Heavy lift planning and simulation for mobile cranes Planning and preparation before performing any high-risk activity is always good practice, and particularly when lifting heavy equipment, preparedness ensures that there are no surprises, and the lift is performed according to plan, and performed safely. Some of the planning tools that can be used for heavy and complex crane lifts, are Computer Aided Design (CAD) software and crane manufacturer simulation systems allow the user the ability to simulate the crane set up and simulate the lift virtually, using the specific crane’s load chart and specifications. To lift a 3ton air conditioner unit, on top of a building 60m high, and pace the unit 20m into the building, from the building’s edge. Crane positioned on roadway ensuring outriggers jacks are not positioned above electrical and other services beneath the road surface. Using simulation software for a 200-ton crane, we are able to select the best boom and fixed fly combination to ensure boom clearance with the building edge, and ability to reach the desired placing radius and height. Using the outrigger loading calculator, the point loads under each outrigger can be calculated, in tons, in order to ensure that ground conditions are adequate to support the high loadings generated by the crane during the lift. Based on this calculation, the crane supplier can determine what size of outrigger support plate should be used to spread the loading. Typically, an outrigger pad measuring 2m x 2m should be used under each outrigger, thereby generating pressures of 47 ton / 4m2 = 11.75 tons per m2. If these pressures are still too high, by using a larger outrigger pad of say 3m x 3m = 9m2 the pressure would be
Lifting Africa - Nov/Dec 2021
reduced to 47 ton / 9m2 = 5.2 tons per m2 which is substantially reduced. The planning software can also be used to establish maximum allowable wind speeds for crane to operate, based on the size of the load. For load (air conditioner module 2m x 2m = 4m2 (Ap) the maximum allowable wind speed of the crane is reduced from 7m/s down to 6.06 m/s due to the relatively large surface area of the load and compared to the relative light mass of the load.
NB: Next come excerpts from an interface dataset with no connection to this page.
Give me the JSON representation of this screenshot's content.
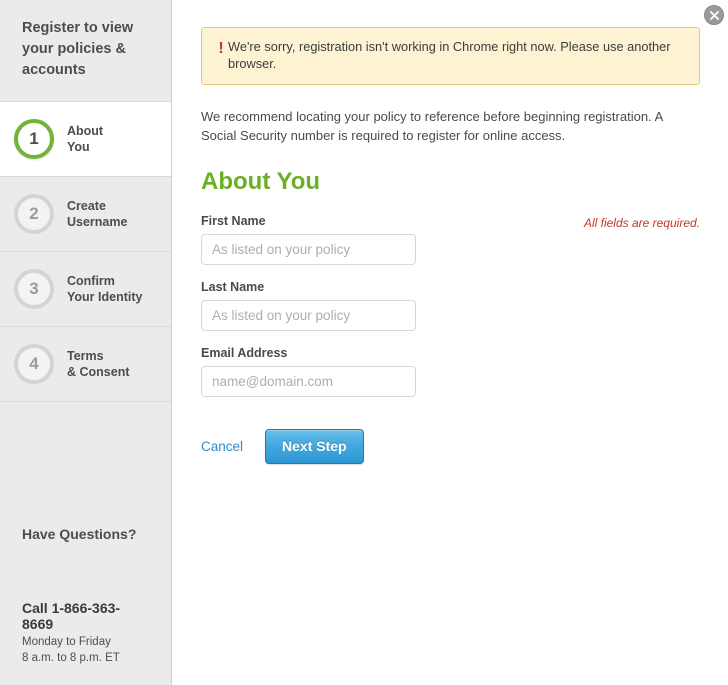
{
  "window": {
    "close_icon": "close-icon"
  },
  "sidebar": {
    "title": "Register to view your policies & accounts",
    "steps": [
      {
        "number": "1",
        "label": "About\nYou",
        "active": true
      },
      {
        "number": "2",
        "label": "Create\nUsername",
        "active": false
      },
      {
        "number": "3",
        "label": "Confirm\nYour Identity",
        "active": false
      },
      {
        "number": "4",
        "label": "Terms\n& Consent",
        "active": false
      }
    ],
    "help": {
      "title": "Have Questions?",
      "phone": "Call 1-866-363-8669",
      "hours_line1": "Monday to Friday",
      "hours_line2": "8 a.m. to 8 p.m. ET"
    }
  },
  "main": {
    "alert": {
      "icon": "exclamation-icon",
      "text": "We're sorry, registration isn't working in Chrome right now. Please use another browser."
    },
    "intro": "We recommend locating your policy to reference before beginning registration. A Social Security number is required to register for online access.",
    "section_title": "About You",
    "required_note": "All fields are required.",
    "fields": [
      {
        "label": "First Name",
        "value": "",
        "placeholder": "As listed on your policy"
      },
      {
        "label": "Last Name",
        "value": "",
        "placeholder": "As listed on your policy"
      },
      {
        "label": "Email Address",
        "value": "",
        "placeholder": "name@domain.com"
      }
    ],
    "actions": {
      "cancel_label": "Cancel",
      "next_label": "Next Step"
    }
  },
  "colors": {
    "accent_green": "#6ab023",
    "accent_blue": "#2e8ccf",
    "alert_bg": "#fdf3d2",
    "alert_border": "#e2ca7e",
    "error_red": "#c0392b",
    "sidebar_bg": "#ebebeb"
  }
}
Lifting operations performed in wind speeds exceeding 6.06 m/s could exert excessive wind load forces on the crane, and cause a failure.
Johnson Crane Hire (Pty) Ltd, +27 (0) 11 455 9222, PeterY@jch.co.za, www.jch.co.za